What to do:
Look for the word "facility" in the entries and copy every line where it shows up.

****************

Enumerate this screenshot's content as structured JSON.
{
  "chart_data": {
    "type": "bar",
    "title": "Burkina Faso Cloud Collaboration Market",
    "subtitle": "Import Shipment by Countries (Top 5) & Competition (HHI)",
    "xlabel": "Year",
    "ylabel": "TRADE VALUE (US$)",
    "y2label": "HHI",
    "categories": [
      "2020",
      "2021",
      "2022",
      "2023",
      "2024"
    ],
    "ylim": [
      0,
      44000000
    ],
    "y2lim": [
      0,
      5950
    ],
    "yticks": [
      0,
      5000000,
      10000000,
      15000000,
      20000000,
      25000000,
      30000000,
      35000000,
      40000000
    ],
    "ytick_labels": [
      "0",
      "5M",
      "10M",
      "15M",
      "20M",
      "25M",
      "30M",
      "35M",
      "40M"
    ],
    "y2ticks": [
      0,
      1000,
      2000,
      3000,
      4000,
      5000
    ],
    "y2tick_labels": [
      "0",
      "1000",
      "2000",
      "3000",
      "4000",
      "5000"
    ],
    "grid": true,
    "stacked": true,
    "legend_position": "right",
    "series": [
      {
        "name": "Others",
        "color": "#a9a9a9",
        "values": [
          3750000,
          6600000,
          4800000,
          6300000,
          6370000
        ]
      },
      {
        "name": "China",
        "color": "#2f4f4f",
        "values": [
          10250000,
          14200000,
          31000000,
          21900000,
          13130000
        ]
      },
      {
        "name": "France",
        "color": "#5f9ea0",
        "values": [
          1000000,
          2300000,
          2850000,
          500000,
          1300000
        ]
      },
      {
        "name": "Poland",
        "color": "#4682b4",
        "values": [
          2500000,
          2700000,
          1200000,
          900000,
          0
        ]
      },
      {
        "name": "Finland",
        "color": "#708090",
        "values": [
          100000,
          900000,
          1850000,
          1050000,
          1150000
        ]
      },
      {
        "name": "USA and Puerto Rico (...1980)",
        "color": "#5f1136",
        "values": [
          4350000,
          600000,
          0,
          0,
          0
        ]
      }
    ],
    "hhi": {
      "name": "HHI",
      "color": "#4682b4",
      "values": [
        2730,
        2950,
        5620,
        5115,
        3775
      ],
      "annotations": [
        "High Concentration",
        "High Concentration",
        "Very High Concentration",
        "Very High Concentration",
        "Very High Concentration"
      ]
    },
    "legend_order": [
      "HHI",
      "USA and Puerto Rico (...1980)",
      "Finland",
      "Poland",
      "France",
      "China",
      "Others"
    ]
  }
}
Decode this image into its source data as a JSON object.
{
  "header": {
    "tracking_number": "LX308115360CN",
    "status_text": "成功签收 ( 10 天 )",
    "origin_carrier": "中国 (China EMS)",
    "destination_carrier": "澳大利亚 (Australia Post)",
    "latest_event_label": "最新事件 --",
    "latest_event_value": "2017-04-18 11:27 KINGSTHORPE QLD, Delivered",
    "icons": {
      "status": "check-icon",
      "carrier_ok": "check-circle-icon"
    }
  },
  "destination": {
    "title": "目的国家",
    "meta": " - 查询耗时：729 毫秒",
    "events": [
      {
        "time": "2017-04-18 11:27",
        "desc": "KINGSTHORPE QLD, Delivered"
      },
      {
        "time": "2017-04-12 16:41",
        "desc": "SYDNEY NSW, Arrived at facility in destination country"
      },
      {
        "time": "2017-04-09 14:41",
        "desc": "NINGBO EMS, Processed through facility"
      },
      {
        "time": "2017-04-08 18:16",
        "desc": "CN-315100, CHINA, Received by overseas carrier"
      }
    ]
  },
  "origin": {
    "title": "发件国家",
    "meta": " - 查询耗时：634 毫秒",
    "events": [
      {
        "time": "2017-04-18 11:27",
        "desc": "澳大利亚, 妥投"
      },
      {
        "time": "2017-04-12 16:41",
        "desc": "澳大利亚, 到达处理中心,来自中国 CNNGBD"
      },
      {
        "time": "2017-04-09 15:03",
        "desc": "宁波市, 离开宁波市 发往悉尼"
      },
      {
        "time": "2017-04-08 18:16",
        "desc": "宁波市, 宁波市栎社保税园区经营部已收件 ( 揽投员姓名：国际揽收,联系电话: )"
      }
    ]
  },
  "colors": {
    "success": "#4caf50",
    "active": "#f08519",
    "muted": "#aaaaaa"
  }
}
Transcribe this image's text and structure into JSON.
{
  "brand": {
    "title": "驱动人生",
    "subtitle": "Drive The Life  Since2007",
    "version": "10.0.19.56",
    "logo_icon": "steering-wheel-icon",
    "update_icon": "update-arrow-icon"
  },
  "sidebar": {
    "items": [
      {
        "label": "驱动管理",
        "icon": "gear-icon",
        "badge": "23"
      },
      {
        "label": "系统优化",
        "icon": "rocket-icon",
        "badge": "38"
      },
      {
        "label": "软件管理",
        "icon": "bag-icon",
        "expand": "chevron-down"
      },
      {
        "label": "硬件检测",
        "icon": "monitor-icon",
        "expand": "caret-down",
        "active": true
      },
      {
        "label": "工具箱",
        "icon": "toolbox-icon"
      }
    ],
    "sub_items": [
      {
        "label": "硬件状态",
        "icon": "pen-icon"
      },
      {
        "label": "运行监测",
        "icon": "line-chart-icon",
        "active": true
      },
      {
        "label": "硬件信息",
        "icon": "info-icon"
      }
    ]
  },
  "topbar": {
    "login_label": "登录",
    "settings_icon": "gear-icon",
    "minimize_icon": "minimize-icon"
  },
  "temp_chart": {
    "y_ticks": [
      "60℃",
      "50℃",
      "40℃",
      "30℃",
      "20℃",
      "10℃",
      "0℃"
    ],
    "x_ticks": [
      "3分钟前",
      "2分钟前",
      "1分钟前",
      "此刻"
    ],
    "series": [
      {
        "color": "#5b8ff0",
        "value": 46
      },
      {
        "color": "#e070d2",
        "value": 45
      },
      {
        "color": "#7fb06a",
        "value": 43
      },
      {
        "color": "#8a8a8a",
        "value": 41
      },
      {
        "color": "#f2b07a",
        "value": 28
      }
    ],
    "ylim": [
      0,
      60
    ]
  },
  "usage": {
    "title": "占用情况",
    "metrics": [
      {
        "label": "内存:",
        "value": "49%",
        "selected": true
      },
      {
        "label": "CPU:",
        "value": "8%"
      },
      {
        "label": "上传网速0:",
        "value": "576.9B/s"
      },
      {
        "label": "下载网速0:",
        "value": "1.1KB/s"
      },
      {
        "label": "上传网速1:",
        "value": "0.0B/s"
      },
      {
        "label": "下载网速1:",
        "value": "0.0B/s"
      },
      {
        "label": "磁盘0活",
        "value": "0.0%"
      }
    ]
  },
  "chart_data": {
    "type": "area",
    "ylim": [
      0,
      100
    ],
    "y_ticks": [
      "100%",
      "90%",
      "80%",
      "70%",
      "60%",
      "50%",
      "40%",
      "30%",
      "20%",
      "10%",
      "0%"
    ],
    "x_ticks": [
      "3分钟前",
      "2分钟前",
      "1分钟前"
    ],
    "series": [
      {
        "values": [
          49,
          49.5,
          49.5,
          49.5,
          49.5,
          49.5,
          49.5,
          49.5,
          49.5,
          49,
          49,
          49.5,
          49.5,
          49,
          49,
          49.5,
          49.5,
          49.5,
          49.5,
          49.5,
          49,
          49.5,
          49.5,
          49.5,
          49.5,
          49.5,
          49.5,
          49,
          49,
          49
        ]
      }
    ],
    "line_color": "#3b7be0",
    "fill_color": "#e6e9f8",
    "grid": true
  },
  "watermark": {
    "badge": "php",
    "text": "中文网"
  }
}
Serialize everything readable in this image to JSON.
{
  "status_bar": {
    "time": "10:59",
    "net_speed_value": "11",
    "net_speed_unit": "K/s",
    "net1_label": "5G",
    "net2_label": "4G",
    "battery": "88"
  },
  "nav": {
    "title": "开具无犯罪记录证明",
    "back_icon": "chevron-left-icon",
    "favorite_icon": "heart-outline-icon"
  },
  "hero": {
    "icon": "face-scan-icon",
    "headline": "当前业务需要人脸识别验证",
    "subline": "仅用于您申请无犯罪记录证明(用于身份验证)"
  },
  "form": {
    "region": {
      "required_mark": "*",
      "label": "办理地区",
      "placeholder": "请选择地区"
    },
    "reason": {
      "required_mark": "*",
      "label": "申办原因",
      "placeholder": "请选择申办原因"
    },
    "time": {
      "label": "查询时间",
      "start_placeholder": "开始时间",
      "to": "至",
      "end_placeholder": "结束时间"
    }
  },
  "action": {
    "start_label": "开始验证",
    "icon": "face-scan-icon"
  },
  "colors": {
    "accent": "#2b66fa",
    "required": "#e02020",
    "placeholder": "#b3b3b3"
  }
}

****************

Your response:
        "desc": "SYDNEY NSW, Arrived at facility in destination country"
        "desc": "NINGBO EMS, Processed through facility"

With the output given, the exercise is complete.